Exercise: Which of the lines below contain the string "伍千万里四十八"? Pull each one out of the data.

*** Data for this task Section Begins ***

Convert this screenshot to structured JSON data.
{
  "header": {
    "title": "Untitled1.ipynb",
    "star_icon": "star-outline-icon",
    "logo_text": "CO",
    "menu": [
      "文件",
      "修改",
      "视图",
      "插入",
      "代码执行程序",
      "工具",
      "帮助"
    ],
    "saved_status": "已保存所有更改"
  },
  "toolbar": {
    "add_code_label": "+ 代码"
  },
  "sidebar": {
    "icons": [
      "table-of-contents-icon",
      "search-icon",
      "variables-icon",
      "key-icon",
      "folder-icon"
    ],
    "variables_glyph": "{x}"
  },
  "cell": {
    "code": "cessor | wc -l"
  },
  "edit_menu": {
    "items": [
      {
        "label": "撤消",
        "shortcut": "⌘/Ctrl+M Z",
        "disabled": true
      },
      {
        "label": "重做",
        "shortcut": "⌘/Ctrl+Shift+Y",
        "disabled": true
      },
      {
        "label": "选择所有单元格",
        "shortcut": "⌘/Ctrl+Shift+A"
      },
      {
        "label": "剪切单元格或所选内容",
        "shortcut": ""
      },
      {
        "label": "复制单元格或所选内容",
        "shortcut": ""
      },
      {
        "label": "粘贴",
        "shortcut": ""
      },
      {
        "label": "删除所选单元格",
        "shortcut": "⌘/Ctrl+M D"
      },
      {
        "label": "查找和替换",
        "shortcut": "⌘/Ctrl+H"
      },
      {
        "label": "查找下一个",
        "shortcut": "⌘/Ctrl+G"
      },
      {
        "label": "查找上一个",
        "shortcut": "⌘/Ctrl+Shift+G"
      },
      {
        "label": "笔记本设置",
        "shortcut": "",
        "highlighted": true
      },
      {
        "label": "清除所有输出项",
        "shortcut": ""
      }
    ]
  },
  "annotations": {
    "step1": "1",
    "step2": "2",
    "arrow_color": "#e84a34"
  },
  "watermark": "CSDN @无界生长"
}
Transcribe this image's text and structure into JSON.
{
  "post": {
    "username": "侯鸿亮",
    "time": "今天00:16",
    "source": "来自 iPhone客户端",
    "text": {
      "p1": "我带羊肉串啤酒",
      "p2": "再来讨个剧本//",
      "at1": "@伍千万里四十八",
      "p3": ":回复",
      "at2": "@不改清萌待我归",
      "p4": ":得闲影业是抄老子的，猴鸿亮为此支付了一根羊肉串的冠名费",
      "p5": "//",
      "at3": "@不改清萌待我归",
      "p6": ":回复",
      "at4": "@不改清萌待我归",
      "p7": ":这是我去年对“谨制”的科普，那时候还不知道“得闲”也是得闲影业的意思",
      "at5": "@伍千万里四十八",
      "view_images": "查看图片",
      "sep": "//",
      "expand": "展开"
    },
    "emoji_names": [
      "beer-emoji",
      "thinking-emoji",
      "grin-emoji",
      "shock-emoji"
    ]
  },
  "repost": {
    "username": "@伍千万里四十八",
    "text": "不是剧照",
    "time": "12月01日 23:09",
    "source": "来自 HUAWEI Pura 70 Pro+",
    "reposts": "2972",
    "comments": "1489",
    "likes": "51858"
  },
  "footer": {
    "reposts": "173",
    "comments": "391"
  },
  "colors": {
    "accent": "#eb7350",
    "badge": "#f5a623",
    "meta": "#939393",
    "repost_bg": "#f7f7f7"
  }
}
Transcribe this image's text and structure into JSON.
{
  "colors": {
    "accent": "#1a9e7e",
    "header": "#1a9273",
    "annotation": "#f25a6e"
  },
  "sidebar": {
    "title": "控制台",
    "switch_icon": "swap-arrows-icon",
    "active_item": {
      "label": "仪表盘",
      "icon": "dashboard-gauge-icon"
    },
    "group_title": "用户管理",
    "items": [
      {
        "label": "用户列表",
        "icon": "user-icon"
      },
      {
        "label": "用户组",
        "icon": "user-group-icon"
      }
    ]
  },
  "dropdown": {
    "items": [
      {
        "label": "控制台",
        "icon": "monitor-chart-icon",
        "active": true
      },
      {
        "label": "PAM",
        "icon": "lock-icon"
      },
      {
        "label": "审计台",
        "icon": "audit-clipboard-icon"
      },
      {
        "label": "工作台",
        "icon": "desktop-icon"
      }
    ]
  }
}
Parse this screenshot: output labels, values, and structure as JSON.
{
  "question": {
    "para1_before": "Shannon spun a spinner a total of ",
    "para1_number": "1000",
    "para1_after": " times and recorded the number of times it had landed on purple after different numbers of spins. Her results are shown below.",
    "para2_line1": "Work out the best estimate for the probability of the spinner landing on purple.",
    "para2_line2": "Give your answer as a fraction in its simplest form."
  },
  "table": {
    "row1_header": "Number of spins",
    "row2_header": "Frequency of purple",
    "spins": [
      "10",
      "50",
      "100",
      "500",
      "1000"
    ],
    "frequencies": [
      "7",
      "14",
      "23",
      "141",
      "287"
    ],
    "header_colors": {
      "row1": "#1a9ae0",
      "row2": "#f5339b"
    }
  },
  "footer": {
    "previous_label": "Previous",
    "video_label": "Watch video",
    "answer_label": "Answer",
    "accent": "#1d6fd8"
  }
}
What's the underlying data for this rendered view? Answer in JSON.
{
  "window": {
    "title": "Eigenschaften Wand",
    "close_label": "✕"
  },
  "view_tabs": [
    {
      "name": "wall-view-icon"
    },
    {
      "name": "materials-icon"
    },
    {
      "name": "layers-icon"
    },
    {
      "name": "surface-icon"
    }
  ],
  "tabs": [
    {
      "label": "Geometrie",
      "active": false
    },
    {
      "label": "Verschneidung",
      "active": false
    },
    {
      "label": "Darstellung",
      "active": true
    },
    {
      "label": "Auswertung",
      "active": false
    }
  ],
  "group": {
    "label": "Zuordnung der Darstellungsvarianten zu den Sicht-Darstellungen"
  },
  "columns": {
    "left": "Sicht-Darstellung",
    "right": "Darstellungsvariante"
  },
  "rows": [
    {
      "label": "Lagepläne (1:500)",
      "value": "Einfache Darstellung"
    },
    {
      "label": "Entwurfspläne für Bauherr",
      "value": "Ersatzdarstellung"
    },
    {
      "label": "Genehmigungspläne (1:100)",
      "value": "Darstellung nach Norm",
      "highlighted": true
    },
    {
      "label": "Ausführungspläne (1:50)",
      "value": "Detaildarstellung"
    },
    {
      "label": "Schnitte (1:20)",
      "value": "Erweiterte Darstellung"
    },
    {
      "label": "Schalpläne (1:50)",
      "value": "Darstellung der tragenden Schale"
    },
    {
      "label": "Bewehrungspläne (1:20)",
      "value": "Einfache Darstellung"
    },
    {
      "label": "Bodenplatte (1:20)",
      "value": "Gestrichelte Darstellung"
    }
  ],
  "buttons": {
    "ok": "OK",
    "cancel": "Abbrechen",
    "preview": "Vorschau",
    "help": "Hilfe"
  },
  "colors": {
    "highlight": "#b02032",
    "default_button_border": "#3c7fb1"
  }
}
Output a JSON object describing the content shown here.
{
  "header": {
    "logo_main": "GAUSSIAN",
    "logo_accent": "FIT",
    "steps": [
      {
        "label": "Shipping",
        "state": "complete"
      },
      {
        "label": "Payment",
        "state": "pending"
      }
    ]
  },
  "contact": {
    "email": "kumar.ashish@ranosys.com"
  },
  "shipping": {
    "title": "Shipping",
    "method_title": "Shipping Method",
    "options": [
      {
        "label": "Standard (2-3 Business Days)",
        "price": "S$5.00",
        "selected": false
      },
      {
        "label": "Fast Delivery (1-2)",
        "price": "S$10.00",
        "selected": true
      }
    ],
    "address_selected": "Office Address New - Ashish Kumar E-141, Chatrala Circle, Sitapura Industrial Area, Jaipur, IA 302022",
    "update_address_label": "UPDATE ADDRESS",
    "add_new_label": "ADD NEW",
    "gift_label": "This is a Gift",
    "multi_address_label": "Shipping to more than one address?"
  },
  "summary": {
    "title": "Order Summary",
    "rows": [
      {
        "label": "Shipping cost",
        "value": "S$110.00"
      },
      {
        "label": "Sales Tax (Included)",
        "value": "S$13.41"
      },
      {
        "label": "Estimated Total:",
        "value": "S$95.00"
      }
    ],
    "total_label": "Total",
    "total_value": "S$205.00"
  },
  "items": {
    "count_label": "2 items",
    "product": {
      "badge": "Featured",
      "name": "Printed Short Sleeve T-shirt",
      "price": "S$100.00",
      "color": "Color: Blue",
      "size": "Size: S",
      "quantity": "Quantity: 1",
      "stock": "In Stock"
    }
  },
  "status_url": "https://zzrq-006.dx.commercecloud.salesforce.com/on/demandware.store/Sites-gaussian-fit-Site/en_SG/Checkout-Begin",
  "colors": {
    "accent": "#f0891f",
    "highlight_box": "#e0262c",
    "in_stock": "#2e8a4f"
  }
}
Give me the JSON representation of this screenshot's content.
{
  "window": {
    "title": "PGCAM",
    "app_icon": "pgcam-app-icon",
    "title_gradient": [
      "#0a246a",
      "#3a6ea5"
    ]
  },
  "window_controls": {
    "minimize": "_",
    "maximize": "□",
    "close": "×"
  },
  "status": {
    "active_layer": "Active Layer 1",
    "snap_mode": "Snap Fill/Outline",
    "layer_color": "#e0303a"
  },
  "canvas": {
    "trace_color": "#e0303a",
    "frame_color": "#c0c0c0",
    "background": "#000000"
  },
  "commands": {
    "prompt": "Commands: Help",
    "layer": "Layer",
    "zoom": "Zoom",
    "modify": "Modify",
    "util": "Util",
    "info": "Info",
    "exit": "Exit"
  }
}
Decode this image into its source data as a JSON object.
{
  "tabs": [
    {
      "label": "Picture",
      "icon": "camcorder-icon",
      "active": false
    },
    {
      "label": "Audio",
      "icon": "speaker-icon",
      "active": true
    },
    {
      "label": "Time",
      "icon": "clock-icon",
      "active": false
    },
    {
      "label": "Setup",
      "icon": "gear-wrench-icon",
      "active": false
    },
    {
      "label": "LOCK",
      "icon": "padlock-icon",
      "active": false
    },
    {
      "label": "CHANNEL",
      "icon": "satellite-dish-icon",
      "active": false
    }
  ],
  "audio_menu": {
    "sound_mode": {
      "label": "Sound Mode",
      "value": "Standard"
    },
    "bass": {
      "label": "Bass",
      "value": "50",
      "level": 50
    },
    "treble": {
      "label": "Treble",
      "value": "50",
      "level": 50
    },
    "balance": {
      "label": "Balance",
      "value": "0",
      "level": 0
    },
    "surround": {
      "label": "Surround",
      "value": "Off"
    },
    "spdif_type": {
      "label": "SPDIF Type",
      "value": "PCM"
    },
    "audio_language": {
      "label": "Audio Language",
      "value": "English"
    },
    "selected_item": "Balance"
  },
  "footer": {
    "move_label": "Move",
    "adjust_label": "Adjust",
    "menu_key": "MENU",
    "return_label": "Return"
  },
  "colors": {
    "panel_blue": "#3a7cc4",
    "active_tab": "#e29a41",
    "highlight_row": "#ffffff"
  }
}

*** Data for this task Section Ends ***

Solved exercise:
      "at1": "@伍千万里四十八",
      "at5": "@伍千万里四十八",
    "username": "@伍千万里四十八",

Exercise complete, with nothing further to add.